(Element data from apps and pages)

* * * *

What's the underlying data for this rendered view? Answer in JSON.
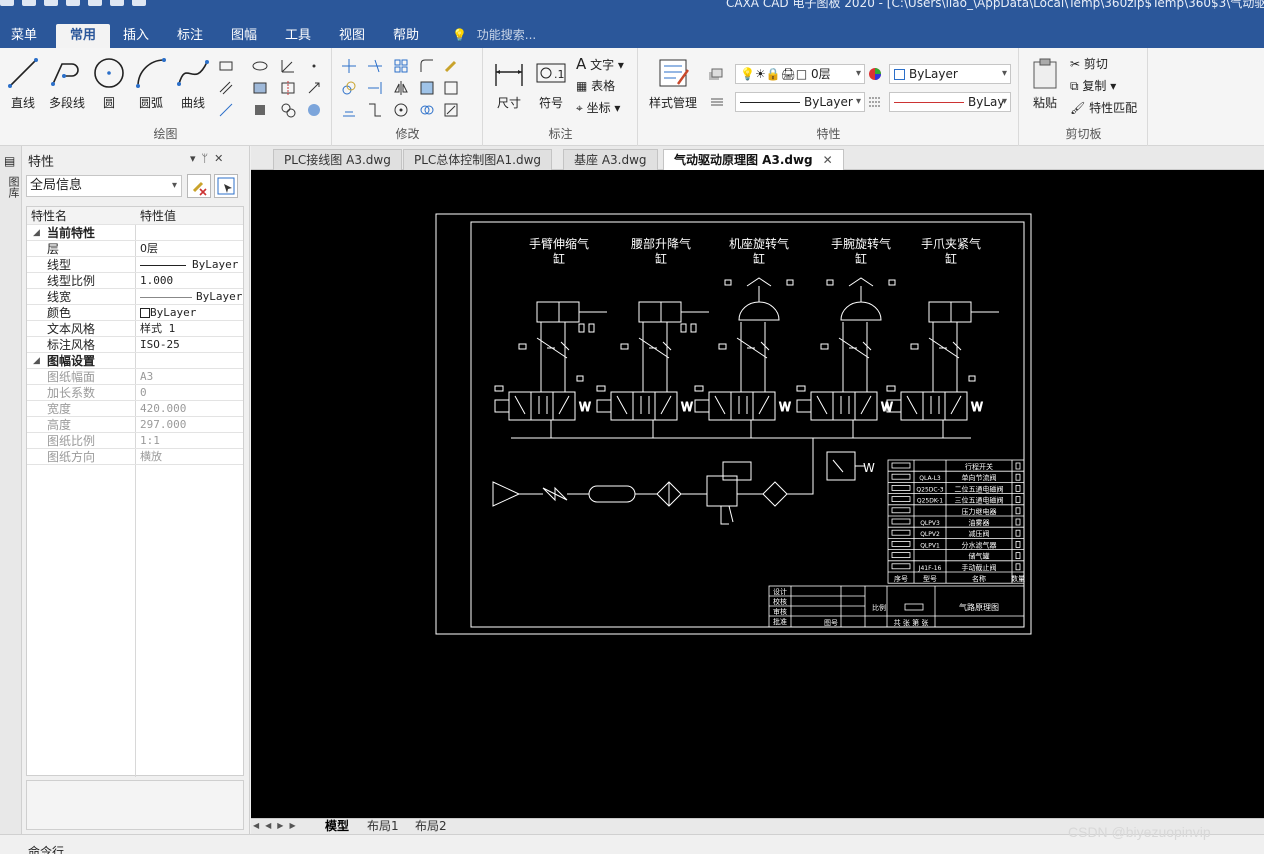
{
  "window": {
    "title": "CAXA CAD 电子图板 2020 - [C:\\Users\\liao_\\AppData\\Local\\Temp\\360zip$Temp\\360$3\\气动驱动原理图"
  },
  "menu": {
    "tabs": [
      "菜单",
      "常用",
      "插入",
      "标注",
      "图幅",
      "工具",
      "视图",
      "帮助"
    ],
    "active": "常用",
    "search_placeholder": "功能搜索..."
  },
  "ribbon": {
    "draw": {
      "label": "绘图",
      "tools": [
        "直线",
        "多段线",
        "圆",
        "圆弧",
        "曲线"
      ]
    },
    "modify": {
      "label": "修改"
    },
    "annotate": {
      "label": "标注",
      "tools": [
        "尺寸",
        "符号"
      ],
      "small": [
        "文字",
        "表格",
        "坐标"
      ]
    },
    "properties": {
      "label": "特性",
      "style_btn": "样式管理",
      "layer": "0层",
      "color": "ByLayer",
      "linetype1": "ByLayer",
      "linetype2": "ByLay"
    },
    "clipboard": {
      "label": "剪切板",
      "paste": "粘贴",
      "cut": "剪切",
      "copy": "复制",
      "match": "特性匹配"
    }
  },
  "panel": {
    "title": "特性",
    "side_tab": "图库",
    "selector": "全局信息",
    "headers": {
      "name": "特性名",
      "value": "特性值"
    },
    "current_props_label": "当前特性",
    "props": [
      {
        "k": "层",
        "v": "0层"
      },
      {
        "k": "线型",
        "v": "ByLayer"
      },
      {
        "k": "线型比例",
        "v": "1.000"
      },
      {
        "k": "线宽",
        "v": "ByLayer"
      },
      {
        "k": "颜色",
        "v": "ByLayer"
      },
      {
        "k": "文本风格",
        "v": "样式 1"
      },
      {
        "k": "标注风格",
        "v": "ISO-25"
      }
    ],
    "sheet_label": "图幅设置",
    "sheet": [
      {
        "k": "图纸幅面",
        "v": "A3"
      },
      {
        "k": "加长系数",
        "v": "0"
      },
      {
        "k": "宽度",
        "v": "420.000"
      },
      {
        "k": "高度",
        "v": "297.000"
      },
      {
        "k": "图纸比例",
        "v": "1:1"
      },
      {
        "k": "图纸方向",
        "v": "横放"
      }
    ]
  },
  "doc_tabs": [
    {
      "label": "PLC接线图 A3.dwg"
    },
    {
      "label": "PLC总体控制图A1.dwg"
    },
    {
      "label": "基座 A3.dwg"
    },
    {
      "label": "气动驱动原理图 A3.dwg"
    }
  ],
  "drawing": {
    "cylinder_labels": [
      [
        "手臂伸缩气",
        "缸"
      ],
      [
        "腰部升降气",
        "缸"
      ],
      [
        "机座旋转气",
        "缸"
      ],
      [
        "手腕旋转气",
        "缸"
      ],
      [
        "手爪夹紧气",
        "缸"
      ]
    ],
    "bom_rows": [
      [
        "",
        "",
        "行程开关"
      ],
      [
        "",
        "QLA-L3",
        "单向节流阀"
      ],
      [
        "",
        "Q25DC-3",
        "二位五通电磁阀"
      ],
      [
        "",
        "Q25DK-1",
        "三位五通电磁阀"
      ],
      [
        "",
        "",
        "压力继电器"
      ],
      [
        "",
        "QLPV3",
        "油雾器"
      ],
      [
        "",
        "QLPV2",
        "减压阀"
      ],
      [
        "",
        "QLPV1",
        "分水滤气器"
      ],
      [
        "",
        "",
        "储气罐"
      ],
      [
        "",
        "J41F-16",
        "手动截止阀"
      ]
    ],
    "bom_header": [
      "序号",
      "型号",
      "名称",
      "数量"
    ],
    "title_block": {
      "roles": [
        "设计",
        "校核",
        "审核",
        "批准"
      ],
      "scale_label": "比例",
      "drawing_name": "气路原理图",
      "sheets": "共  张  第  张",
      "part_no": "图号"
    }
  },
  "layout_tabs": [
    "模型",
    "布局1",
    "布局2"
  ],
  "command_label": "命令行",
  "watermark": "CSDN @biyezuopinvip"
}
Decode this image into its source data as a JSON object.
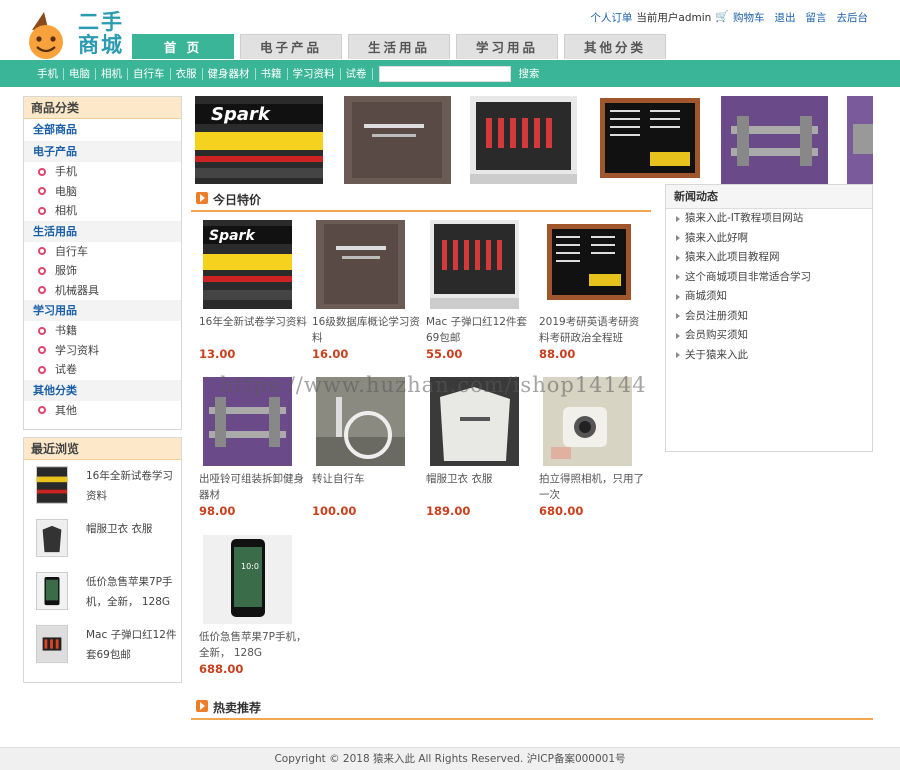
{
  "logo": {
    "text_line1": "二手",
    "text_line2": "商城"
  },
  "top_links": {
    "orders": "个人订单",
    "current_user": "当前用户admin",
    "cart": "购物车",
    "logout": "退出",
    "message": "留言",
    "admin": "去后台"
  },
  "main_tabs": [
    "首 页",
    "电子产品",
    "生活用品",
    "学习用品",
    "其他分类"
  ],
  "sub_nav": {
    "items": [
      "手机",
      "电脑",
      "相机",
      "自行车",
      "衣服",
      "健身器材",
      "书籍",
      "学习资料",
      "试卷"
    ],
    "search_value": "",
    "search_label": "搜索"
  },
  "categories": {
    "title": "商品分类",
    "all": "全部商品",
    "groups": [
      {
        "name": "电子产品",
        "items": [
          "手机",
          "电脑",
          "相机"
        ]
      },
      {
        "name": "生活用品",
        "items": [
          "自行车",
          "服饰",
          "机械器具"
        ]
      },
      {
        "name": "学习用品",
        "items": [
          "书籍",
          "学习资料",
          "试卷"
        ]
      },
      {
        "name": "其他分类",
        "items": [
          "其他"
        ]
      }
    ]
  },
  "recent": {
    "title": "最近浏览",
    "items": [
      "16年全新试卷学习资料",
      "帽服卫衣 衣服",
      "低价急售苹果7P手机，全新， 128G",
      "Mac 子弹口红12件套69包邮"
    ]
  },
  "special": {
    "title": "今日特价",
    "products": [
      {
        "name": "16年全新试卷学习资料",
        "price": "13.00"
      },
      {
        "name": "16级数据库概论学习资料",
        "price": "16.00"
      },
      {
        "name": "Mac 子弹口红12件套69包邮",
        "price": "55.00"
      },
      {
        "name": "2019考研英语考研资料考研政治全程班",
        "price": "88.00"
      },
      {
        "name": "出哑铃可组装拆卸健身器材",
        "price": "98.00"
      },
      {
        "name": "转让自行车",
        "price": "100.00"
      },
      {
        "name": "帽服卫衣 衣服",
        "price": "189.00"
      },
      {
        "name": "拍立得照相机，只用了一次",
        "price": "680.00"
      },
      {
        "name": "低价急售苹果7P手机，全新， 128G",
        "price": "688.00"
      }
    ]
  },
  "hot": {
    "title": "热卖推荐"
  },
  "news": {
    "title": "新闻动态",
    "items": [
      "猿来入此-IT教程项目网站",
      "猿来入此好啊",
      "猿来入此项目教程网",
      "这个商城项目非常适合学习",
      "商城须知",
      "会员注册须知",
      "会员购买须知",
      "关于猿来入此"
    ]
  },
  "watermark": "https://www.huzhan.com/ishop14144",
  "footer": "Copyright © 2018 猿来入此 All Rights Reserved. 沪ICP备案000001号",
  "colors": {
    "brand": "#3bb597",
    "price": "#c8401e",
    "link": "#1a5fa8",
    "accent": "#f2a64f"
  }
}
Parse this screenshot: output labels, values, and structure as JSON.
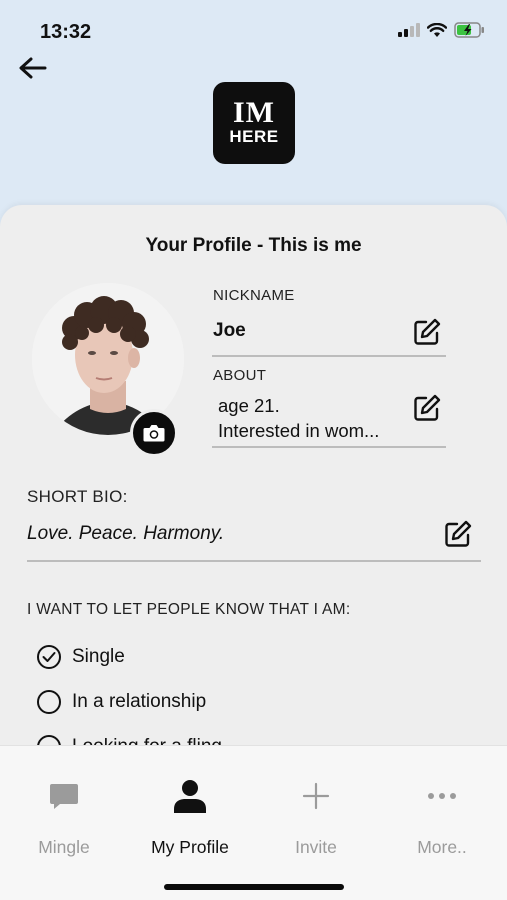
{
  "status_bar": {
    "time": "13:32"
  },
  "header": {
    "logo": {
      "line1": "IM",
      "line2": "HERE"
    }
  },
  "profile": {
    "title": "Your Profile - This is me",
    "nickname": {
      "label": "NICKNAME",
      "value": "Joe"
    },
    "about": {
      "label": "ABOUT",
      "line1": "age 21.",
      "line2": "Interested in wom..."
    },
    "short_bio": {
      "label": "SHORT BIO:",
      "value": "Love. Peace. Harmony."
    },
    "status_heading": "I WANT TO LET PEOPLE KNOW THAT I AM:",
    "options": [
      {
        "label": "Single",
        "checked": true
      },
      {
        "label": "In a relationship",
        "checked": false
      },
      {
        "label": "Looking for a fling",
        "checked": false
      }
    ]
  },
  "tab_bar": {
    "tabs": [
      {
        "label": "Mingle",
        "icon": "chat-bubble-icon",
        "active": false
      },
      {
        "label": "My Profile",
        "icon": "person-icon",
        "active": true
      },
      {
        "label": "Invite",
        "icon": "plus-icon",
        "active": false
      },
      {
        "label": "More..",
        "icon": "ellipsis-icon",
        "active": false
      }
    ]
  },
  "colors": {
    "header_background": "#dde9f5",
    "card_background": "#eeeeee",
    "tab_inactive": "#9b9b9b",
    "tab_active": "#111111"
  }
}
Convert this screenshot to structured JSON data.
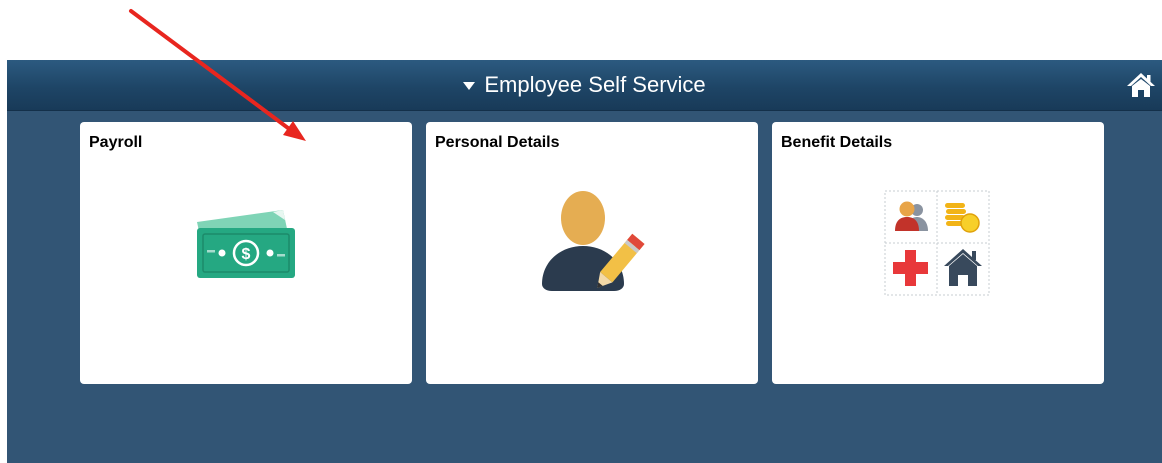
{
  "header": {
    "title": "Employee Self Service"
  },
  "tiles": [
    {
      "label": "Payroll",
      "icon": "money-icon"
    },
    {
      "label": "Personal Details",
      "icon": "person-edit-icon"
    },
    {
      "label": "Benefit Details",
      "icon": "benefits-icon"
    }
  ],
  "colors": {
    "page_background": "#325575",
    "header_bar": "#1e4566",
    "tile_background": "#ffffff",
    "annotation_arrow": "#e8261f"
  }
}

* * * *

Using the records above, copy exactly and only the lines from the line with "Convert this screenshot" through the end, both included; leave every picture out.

WRITTEN ANSWER:
Convert this screenshot to structured JSON data.
{
  "header": {
    "title": "Employee Self Service"
  },
  "tiles": [
    {
      "label": "Payroll",
      "icon": "money-icon"
    },
    {
      "label": "Personal Details",
      "icon": "person-edit-icon"
    },
    {
      "label": "Benefit Details",
      "icon": "benefits-icon"
    }
  ],
  "colors": {
    "page_background": "#325575",
    "header_bar": "#1e4566",
    "tile_background": "#ffffff",
    "annotation_arrow": "#e8261f"
  }
}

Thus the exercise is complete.